Additionally, while no communist ideals were directly mentioned in this episode, it could be argued that Sherlock persuading the gang to follow him is actually a symbolic representation of betrayal of one's own country. The gang of course didn't do anything wrong, but the symbolism is still there. This episode's plot was inspired by this pervasive fear at the time, and made it hit even closer to home by framing the gang as criminals, who we had grown to love and trust over the past 15 years.
The final example of this features a gigantic mouse in an experiment gone wrong. The gang goes to EIEIO Farm, which stands for "Experimental Institute for Evolutionary Improvement of Organisms," where the farmers do genetic experiments with animals. When an experiment with a food enlargement formula goes horribly wrong, a 30-foot tall field mouse is created, who is destroying the farm. The gang later finds out that the mouse is being controlled by someone on the farm.
While it's unlikely the Soviets were going to send an army of giant field mice to kill us all, this gigantic mouse is another example of a technology invention gone wrong and used for purposes of evil. The gang figures out the mouse is being controlled by a human presence in order to take over the farm. This "farm takeover" is more symbolism for high-tech warfare (in this case, metaphorically represented by a large field mouse) being used to overtake our country, possibly even by communists who are hiding inside the US. The culprit was one of the farmhands, who decided to abuse the technology, and use it in such a way that caused mass destruction. This narrative of technology being used against an institution and betrayal of trust to one's higher loyalties is very clear in this episode.
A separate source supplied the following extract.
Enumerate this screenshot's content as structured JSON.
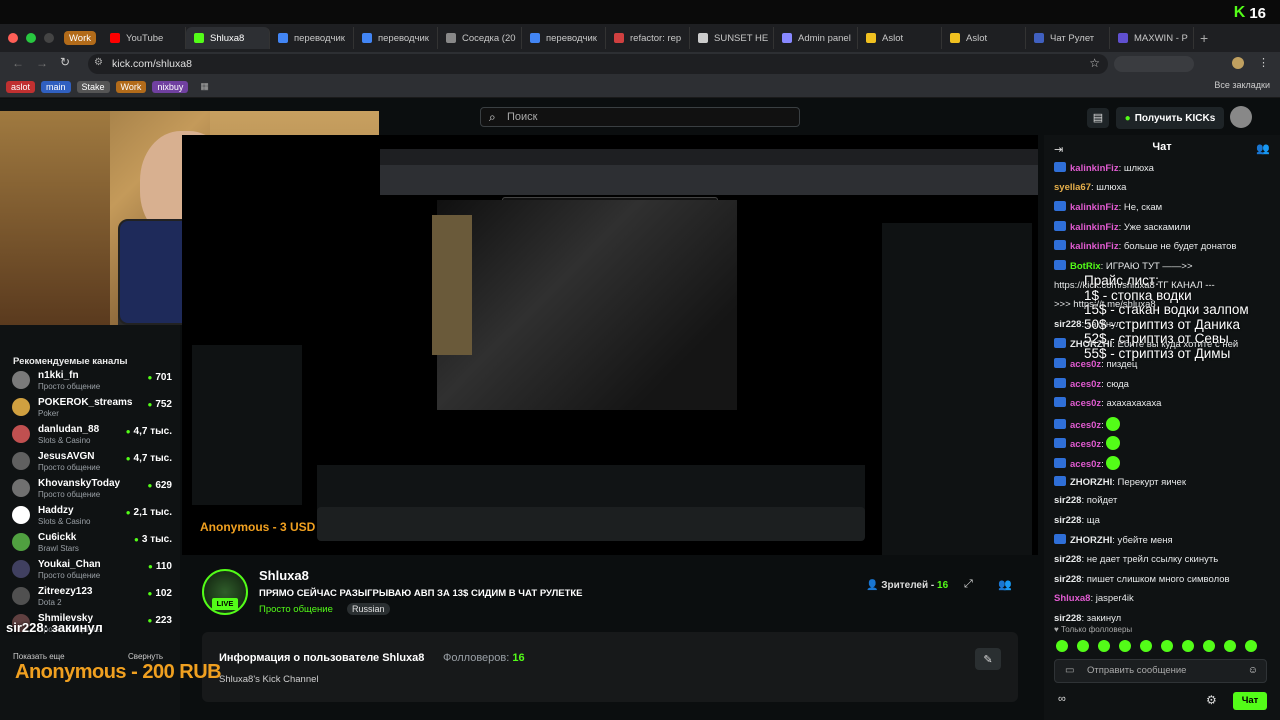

Now, I'm not attempting to imply that the writers at HB said "okay, I shall work my fears of the Cold War into each of these ten episodes so carefully that no child shall notice! Hooray for nationalism!" What I am arguing, however, is that socio-political undertones of the Cold War influenced the media during this time, by popularizing thrilling plots of espionage with international spies, and powerful technology falling into the wrong hands to create chaos. As a result, because this was the common narrative in the media at the time, the writing of The New Scooby-Doo Mysteries was greatly influenced by Americans' pervasive fears of a communist takeover or a nuclear super-war with the Soviet Union. The media relies on these socio-political and cultural narratives to excite and thrill viewers in the comfort of their own homes, while playing on the underlying excitement and fear of current issues facing our society that is on viewers' minds. Because of increasing tensions from the Cold War at the time, these narratives worked significantly into the writing of this show.